Pak flood survivors complain about govt`s inaction
Survivors of the unprecedented floods in northwest Pakistan on Tuesday complained about the government`s inaction in mitigating their sufferings even as relief work was hampered by submerged roads.
Peshawar: Survivors of the unprecedented
floods in northwest Pakistan on Tuesday complained about the
government`s inaction in mitigating their sufferings even as
relief work was hampered by submerged roads, washed out
bridges and disrupted communication links.
Sitting in a relief camp set up at a government
school, eight-year-old Saeed said he wanted to go back to his
village of Akbar Pura but his house had been washed away by
gushing waters in the middle of the night.
“We don`t have any shelter to live in," he said.
Saeed, the son of a mason, said he was in the camp
with his two younger brothers.
"They are playing in the school`s play ground because
they are unaware of what has happened to our home," he said.
Scores of children affected by the floods were seen
playing in the play ground while members of social welfare
organisations were busy cooking meals for them.
Naveed, 10, Amjad, 12, and Shahzad, 15, were among the
boys who had endured similar trauma after being forced to
leave their homes in Jabbi village of Nowshera district.
"This is the only shirt I have," said Muhammad
Jamsheed, sitting in the playground.
"Everything was submerged in a flash by the floods,"
he said with tears in his eyes.
Bakht Ranra, 70, who lost two grandsons in the floods,
alleged that government officials and relief workers were only
helping friends or relatives.

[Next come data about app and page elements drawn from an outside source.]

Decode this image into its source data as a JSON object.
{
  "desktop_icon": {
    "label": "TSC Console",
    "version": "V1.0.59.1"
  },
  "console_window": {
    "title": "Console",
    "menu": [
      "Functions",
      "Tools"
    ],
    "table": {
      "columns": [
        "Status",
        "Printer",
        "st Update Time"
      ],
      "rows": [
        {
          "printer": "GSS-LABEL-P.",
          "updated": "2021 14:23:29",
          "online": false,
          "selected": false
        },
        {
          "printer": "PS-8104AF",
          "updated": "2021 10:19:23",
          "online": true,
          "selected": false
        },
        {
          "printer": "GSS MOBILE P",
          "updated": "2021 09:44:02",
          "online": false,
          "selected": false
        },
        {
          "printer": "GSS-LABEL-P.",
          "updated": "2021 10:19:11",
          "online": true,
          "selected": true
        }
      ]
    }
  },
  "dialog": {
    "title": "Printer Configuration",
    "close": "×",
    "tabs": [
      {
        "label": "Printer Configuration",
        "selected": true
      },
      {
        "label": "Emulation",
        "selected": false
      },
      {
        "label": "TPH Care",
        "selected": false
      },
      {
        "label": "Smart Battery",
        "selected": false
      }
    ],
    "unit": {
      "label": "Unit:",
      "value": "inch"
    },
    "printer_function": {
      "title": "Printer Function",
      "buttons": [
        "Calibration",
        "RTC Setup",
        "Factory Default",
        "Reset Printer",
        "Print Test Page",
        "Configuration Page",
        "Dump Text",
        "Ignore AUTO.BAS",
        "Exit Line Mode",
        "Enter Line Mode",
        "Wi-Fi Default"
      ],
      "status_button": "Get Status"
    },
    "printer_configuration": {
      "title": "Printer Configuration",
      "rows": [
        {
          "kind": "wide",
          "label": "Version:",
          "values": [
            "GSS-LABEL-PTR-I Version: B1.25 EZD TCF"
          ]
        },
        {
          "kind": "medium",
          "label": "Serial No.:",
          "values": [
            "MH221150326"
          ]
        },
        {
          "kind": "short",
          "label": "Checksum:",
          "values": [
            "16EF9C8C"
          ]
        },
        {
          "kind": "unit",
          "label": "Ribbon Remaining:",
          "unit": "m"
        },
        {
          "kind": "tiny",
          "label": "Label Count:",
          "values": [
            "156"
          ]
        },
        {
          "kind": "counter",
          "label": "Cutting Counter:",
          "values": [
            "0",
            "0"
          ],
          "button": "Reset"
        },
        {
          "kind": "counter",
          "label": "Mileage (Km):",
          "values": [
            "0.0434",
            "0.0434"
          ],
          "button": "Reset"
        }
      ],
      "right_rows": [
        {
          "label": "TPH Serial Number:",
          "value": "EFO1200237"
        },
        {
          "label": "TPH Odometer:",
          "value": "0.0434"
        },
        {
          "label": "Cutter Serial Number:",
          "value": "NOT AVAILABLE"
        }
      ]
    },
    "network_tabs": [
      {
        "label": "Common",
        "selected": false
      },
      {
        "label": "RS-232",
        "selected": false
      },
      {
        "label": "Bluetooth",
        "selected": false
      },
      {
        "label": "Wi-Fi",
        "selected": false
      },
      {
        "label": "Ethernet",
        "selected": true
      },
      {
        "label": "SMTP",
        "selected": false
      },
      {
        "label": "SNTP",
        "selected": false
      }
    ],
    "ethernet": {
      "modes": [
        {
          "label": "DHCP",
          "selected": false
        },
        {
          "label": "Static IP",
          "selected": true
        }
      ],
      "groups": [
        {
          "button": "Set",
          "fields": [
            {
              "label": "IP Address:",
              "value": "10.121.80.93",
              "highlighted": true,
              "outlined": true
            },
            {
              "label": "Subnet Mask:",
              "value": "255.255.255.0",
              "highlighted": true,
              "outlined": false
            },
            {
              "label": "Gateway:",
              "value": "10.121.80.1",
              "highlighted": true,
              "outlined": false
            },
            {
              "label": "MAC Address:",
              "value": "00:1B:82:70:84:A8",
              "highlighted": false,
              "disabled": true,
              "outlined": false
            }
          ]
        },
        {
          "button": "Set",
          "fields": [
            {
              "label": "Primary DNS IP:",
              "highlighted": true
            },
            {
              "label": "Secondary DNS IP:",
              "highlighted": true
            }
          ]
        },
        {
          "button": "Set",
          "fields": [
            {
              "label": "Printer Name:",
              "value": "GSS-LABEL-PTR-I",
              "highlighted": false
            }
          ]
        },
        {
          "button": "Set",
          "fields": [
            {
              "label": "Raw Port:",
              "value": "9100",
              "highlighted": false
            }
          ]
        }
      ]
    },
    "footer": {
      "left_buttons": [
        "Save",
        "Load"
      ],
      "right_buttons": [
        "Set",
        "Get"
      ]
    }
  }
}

"I came here at 5 o`clock in the morning. I did my
best. I begged and fought but got nothing. They`re giving
relief goods to their people," she said.
Private charity organisations were active in relief
camps, providing succour to the displaced, while the
government`s presence was conspicuous by its absence.
Many victims complained that government officials and
bodes only swung into action when any dignitaries visited
Private organisations even set up health desks by
hiring the services of doctors.
Two such doctors, Muhammad Irfan and Raees Zaidi, told
agency that waterborn diseases like cholera, diarrhoea and
gastroenteritis are common among people living in relief
"We have brought medicines that were purchased in
large quantities on a self-help basis," Zaidi said.
Many flood victims were unhappy with the government`s
response and hundreds of people blocked a major road in
flood-hit Nowshera district to protest at receiving little or
The Provincial Disaster Management Authority today
issued new flood warnings as more rains fell and rising water
levels threatened to overwhelm Warsak and Tarbela dams in
"If needed, forced evacuation will be started," said
Adnan Khan, a spokesman for the PDMA.
The worst floods witnessed in Pakistan in several
decades have killed 1,500 people and affected 3.2 million
The flooding, which started almost a week ago, is
likely to continue as more rains are expected.